Beginning/Intermediate Watercolor Painting with Ron Pratt (Winter 2023)

Beginning/Intermediate Watercolor Painting
Winter 2023
Ronald Pratt

Gateway Center, Painting Studio 1

Winter is the season I get my most successful painting done. The weather is cold and rainy, the daylight is short and there are few outside distractions. As long as I have a warm, well-lit studio I can turn on some music and focus on being creative. My choice for creativity is watercolor painting.

If you are the type that looks for creative activity in the winter months the Rossmoor Art Association is offering a watercolor painting class at the Activity Center on Thursday Mornings designed for you. Why not come and join other creative people in a fun and relaxing atmosphere and see what your creative muse has been waiting to unleash. This class focuses on teaching people the fundamentals of watercolor painting and encourages everyone to explore their own creativity. Subject matter will include a winter scene, a still life, a coastal scene as well as some abstract art.

This watercolor painting class will be at the Rossmoor Activities Center, Painting Studio 1 on Thursday Mornings from 9 am to 11:30 am. This 10 week class will run from Jan 12th to Mar 16th at a cost of $135. For Non-Rossmoor Residents the class fee is $155. Priority will be given to Rossmoor Residents. Suggested materials will be discussed at the first class.

RAA is now registering classes online only. Go to the Rossmoor Art Association website and click on Classes. Please use the website for registering. If you are having trouble registering, call or go to the Computer Club of Rossmoor for help in the Gateway Complex. Or you may call Marcy Wheeler at 925 787-9159.

The class maximum is 20 students due to space limitations so get your registration in to reserve your seat in the class.

To see Ronald’s Watercolors go to www.ronaldpratt.com. Please direct questions to Ronald at ronpratt14@gmail.com or call him at (510) 366-7740. Further information on all RAA activities can be found at www.rossmoorart.com

There may be short disruptions of classes in the next few months at Rossmoor due to the remodel of the studios.
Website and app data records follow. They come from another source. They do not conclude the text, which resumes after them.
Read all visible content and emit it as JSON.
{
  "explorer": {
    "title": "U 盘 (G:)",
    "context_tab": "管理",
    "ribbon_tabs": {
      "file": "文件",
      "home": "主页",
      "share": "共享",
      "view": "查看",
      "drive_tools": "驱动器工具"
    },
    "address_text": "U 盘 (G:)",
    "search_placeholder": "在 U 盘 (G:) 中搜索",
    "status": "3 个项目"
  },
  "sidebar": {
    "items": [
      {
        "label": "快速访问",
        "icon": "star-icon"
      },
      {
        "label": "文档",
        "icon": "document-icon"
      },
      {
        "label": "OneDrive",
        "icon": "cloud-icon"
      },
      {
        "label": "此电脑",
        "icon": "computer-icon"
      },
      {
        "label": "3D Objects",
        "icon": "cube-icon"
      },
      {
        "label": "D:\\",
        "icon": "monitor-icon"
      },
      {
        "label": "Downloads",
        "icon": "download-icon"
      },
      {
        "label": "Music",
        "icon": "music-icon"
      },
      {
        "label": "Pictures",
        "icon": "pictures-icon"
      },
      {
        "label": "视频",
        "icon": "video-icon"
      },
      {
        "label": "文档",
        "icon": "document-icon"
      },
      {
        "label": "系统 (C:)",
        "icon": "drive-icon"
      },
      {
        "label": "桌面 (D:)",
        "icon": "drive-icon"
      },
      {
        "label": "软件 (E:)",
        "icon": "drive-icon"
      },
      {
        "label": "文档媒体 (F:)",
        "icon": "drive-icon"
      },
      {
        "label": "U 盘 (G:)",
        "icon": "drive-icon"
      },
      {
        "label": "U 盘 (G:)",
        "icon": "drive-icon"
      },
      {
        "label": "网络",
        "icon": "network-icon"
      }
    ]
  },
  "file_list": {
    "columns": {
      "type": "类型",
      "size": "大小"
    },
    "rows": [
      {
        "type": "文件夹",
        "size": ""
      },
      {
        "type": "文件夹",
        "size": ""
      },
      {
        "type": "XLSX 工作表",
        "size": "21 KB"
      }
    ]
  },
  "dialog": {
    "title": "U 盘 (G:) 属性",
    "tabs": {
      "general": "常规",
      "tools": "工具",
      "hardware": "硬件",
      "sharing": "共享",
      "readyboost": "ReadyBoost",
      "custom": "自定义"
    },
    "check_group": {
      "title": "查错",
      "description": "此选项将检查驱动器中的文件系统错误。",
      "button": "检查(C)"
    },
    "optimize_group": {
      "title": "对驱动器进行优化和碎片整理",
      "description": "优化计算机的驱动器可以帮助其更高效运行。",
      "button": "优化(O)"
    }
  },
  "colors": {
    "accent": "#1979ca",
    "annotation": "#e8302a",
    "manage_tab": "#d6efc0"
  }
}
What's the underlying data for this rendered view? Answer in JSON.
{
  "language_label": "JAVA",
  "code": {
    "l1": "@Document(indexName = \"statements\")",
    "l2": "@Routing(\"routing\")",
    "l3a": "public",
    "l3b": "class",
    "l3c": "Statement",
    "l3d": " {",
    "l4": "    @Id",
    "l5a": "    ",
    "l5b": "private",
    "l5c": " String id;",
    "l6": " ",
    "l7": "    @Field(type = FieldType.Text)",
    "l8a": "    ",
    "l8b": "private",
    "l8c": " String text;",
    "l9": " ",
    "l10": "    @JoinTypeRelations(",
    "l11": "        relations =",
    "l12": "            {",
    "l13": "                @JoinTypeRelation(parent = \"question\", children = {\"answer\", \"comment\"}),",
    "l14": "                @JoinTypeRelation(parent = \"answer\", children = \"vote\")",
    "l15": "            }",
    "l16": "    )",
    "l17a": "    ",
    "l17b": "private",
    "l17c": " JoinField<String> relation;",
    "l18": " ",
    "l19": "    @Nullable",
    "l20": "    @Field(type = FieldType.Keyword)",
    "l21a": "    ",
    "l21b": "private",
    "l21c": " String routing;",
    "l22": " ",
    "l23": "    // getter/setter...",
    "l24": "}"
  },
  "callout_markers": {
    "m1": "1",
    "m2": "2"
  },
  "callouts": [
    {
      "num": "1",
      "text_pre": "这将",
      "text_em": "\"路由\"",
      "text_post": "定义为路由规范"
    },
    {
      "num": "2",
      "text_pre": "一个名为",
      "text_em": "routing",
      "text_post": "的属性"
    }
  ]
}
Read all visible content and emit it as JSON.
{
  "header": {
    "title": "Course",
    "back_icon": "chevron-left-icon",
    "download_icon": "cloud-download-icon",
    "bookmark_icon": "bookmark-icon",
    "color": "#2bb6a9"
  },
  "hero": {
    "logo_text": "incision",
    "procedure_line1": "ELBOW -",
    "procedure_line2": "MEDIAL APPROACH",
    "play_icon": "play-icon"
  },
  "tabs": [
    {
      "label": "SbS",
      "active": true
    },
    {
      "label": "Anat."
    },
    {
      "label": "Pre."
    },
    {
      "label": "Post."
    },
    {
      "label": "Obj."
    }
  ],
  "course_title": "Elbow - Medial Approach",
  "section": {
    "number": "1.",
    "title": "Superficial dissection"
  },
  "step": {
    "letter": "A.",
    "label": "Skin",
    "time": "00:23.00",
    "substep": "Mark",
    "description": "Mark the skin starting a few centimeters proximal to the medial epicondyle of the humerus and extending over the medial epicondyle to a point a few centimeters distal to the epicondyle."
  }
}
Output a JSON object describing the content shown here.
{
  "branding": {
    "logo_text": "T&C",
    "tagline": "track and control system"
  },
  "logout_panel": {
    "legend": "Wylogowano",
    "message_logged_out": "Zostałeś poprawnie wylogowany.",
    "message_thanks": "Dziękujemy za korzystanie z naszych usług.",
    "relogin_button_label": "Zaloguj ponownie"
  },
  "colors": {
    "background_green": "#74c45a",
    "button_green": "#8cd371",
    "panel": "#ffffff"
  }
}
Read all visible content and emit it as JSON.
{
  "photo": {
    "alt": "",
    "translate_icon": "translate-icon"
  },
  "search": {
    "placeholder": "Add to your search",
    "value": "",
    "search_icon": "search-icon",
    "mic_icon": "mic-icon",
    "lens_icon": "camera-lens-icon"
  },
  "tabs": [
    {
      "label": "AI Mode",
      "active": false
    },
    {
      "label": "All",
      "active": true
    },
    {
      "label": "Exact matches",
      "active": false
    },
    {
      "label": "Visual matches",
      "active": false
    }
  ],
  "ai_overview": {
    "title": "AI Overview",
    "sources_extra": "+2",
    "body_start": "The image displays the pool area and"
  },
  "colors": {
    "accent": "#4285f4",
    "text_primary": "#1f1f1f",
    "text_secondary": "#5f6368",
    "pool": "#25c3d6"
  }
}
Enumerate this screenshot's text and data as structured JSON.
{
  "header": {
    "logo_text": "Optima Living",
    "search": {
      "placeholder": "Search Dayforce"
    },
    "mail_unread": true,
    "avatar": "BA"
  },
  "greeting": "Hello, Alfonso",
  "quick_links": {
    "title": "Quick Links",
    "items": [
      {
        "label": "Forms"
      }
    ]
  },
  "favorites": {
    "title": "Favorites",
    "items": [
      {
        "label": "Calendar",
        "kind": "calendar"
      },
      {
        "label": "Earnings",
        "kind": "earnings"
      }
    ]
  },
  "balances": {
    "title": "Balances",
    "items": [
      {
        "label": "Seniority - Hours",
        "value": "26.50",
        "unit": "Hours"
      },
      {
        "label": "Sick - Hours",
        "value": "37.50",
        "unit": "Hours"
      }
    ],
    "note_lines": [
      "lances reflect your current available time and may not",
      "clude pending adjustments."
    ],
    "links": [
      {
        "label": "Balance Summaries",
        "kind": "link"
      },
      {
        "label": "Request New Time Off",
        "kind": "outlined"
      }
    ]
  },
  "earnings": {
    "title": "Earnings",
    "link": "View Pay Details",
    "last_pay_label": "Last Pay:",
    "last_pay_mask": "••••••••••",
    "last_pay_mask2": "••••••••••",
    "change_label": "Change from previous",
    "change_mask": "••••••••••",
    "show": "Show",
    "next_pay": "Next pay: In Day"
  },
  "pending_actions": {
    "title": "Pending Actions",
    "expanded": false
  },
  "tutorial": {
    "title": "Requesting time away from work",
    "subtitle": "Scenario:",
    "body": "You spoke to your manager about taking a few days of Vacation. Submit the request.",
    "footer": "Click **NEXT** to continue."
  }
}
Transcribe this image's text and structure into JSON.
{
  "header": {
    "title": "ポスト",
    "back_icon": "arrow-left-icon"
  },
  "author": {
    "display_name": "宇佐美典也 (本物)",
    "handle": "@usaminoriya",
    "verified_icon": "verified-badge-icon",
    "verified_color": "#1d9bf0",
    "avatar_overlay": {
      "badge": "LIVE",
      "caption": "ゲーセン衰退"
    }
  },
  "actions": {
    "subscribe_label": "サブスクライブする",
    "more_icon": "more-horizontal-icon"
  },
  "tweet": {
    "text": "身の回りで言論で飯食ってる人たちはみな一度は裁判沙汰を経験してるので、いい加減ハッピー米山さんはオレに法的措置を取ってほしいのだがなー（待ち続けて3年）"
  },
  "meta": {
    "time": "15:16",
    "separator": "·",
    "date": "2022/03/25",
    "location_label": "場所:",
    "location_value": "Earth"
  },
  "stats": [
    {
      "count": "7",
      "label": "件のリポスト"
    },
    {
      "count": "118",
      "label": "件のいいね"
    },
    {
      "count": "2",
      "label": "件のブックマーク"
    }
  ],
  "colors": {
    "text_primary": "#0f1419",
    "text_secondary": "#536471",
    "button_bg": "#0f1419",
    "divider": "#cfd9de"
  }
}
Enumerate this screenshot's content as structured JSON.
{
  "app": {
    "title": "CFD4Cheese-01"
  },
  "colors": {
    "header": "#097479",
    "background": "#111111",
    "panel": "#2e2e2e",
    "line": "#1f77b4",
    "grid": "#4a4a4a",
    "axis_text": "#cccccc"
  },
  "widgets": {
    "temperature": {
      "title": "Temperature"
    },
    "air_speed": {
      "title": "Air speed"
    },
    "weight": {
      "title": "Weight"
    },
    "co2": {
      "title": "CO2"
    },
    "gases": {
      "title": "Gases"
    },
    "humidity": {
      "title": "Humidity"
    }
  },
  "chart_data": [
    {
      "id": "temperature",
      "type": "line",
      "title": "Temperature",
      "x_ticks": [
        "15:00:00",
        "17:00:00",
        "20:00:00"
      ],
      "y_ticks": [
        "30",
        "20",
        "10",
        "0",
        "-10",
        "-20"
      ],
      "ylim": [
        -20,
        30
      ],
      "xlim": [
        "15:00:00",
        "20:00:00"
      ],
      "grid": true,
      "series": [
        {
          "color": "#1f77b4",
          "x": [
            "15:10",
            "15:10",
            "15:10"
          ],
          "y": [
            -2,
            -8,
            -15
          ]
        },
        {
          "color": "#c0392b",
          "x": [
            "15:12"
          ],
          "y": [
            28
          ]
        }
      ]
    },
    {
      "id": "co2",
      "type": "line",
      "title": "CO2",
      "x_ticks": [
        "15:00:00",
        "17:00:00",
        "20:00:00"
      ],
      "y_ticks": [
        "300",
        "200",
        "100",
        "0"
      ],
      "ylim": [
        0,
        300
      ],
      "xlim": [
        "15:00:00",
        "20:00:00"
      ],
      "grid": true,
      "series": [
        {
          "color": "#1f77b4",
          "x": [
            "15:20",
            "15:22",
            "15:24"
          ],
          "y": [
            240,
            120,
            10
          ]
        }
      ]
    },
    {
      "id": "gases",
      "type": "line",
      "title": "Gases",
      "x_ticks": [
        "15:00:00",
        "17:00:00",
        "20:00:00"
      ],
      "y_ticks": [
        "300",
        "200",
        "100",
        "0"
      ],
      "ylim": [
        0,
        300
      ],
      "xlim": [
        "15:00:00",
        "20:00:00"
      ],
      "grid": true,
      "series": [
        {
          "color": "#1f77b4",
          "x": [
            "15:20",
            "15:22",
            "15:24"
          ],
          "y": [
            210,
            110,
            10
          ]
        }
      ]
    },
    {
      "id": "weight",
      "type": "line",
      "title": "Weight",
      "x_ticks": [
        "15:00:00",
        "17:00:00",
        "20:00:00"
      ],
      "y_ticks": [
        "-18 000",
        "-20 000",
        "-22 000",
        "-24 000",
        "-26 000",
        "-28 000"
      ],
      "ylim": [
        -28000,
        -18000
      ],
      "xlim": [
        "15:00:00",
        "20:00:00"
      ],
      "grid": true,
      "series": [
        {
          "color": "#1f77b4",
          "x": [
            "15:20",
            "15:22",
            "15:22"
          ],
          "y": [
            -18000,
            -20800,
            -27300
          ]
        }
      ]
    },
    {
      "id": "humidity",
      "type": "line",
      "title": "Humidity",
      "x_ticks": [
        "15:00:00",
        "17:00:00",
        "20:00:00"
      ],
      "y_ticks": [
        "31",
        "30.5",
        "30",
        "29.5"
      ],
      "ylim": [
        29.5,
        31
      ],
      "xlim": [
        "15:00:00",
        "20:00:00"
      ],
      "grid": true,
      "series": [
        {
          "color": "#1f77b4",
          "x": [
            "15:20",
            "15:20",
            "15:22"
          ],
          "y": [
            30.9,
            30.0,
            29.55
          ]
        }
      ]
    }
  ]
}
We hope to be able to make up for any cancelled class days and will try our best to keep you informed.

Ronald Pratt, Instructor

I’ve learned over the years that people aren’t so much interested in an artist’s technical skills as they are interested in what an artist has to say. They want to know how an artist sees things, their particular slant on life, their perspective, their vision. They want to know what an artist focuses on when looking at a subject. What is it an artist sees that is different than what the average person sees? What is that makes an artist different? As a watercolor painting instructor it is important for me to convey this fact to my students. I want them to know the first step in becoming an artist is to master the technical skills of watercolor painting. How do you mix your colors, handle the brushes, apply the paint to the paper, control washes, apply detail over the washes, etc. But I encourage them to not stop there. Once they have a semblance of control of these skills, it is time to start focusing on what they want to say as an artist. This is the important part! In this age of the rapid onslaught of technological developments, a simple phone app can turn your photograph into a drawing or painting. You can even select what medium in which you want your photograph to appear. Oil Painting? Pencil Drawing? Watercolor Painting? Impressionistic? Realistic? These are all available with the push of a button. The mere copying of a subject can now be done with your I-phone as well if not better than the artist. But artists can interpret things in their own unique way. They can create a stronger design, they can edit, deleting and adding to enhance their message, they can emphasize or de-emphasize areas in the composition. They can show their own perspective on things. They can show their own unique view. This takes the art of painting beyond the act of copying. So the main question I ask my students is “what are you trying to say?” I encourage them to ask this question of themselves before they start a painting and to keep asking this question throughout the painting process. In the end this is what separates one artist from another and what separates artists from copying machines. What is it that you have to say!!!